*** ENTRIES SUPPLIED

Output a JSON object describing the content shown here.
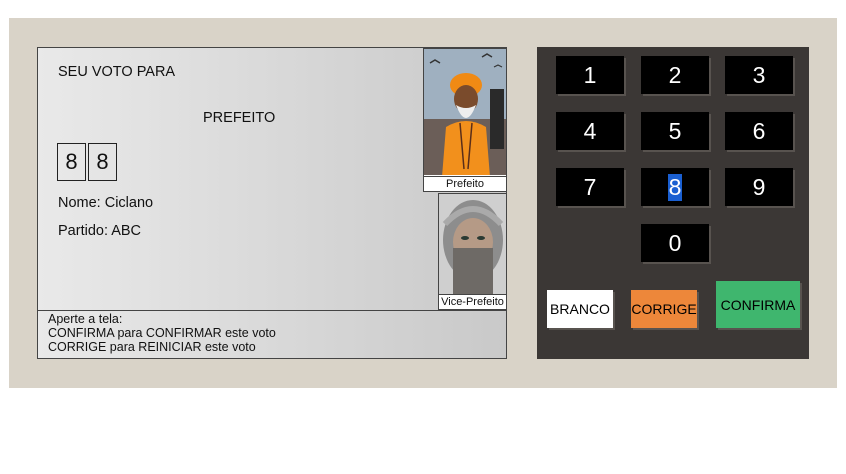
{
  "screen": {
    "heading": "SEU VOTO PARA",
    "office": "PREFEITO",
    "digits": [
      "8",
      "8"
    ],
    "name_line": "Nome: Ciclano",
    "party_line": "Partido: ABC",
    "photos": {
      "main_caption": "Prefeito",
      "vice_caption": "Vice-Prefeito"
    },
    "footer": {
      "line1": "Aperte a tela:",
      "line2": "CONFIRMA para CONFIRMAR este voto",
      "line3": "CORRIGE para REINICIAR este voto"
    }
  },
  "keypad": {
    "keys": [
      "1",
      "2",
      "3",
      "4",
      "5",
      "6",
      "7",
      "8",
      "9",
      "0"
    ],
    "selected_key": "8",
    "branco_label": "BRANCO",
    "corrige_label": "CORRIGE",
    "confirma_label": "CONFIRMA",
    "colors": {
      "panel": "#3b3735",
      "key": "#000000",
      "branco": "#ffffff",
      "corrige": "#ed873a",
      "confirma": "#3fb66e"
    }
  }
}
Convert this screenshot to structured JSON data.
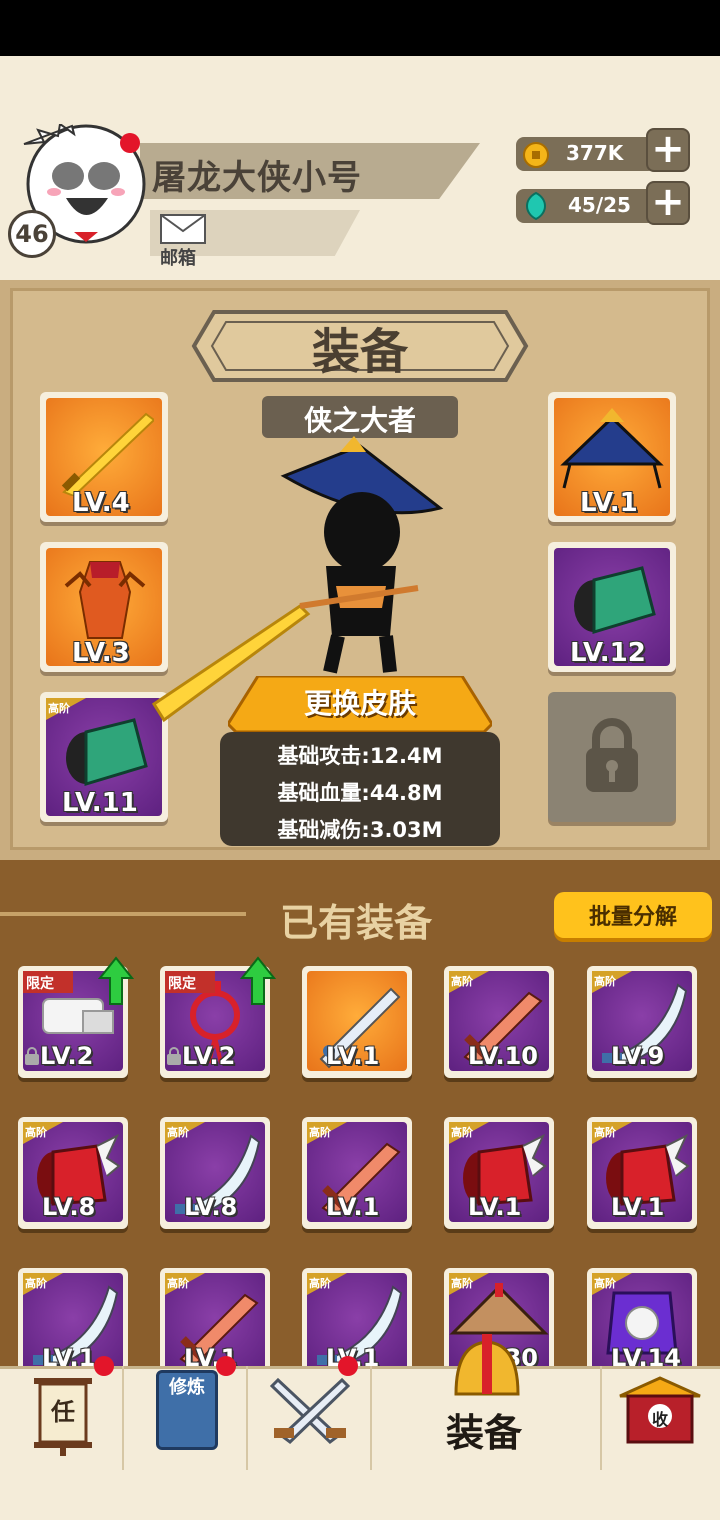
{
  "player": {
    "name": "屠龙大侠小号",
    "level": "46"
  },
  "header": {
    "mail_label": "邮箱"
  },
  "resources": [
    {
      "icon": "coin-icon",
      "value": "377K"
    },
    {
      "icon": "gem-icon",
      "value": "45/25"
    }
  ],
  "equipment": {
    "title": "装备",
    "subtitle": "侠之大者",
    "skin_button": "更换皮肤",
    "stats": [
      "基础攻击:12.4M",
      "基础血量:44.8M",
      "基础减伤:3.03M"
    ],
    "slots_left": [
      {
        "name": "sword-slot",
        "level": "LV.4",
        "bg": "orange",
        "icon": "golden-sword-icon"
      },
      {
        "name": "armor-slot",
        "level": "LV.3",
        "bg": "orange",
        "icon": "armor-icon"
      },
      {
        "name": "bracer-slot",
        "level": "LV.11",
        "bg": "purple",
        "tier": "高阶",
        "icon": "bracer-icon"
      }
    ],
    "slots_right": [
      {
        "name": "hat-slot",
        "level": "LV.1",
        "bg": "orange",
        "icon": "straw-hat-icon"
      },
      {
        "name": "gauntlet-slot",
        "level": "LV.12",
        "bg": "purple",
        "icon": "bracer-icon"
      }
    ]
  },
  "owned": {
    "title": "已有装备",
    "bulk_button": "批量分解",
    "items": [
      {
        "level": "LV.2",
        "tag": "限定",
        "locked": true,
        "upgrade": true,
        "bg": "purple",
        "icon": "scroll-icon"
      },
      {
        "level": "LV.2",
        "tag": "限定",
        "locked": true,
        "upgrade": true,
        "bg": "purple",
        "icon": "red-knot-icon"
      },
      {
        "level": "LV.1",
        "bg": "orange",
        "icon": "sword-icon"
      },
      {
        "level": "LV.10",
        "tier": "高阶",
        "bg": "purple",
        "icon": "wooden-sword-icon"
      },
      {
        "level": "LV.9",
        "tier": "高阶",
        "bg": "purple",
        "icon": "saber-icon"
      },
      {
        "level": "LV.8",
        "tier": "高阶",
        "bg": "purple",
        "icon": "red-bracer-icon"
      },
      {
        "level": "LV.8",
        "tier": "高阶",
        "bg": "purple",
        "icon": "saber-icon"
      },
      {
        "level": "LV.1",
        "tier": "高阶",
        "bg": "purple",
        "icon": "wooden-sword-icon"
      },
      {
        "level": "LV.1",
        "tier": "高阶",
        "bg": "purple",
        "icon": "red-bracer-icon"
      },
      {
        "level": "LV.1",
        "tier": "高阶",
        "bg": "purple",
        "icon": "red-bracer-icon"
      },
      {
        "level": "LV.1",
        "tier": "高阶",
        "bg": "purple",
        "icon": "saber-icon"
      },
      {
        "level": "LV.1",
        "tier": "高阶",
        "bg": "purple",
        "icon": "wooden-sword-icon"
      },
      {
        "level": "LV.1",
        "tier": "高阶",
        "bg": "purple",
        "icon": "saber-icon"
      },
      {
        "level": "LV.30",
        "tier": "高阶",
        "bg": "purple",
        "icon": "straw-hat-icon"
      },
      {
        "level": "LV.14",
        "tier": "高阶",
        "bg": "purple",
        "icon": "orb-armor-icon"
      }
    ]
  },
  "nav": {
    "task_glyph": "任",
    "cultivate_glyph": "修炼",
    "active_label": "装备",
    "collect_glyph": "收"
  }
}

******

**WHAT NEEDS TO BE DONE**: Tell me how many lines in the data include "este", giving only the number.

**EXPECTED ANSWER**: 2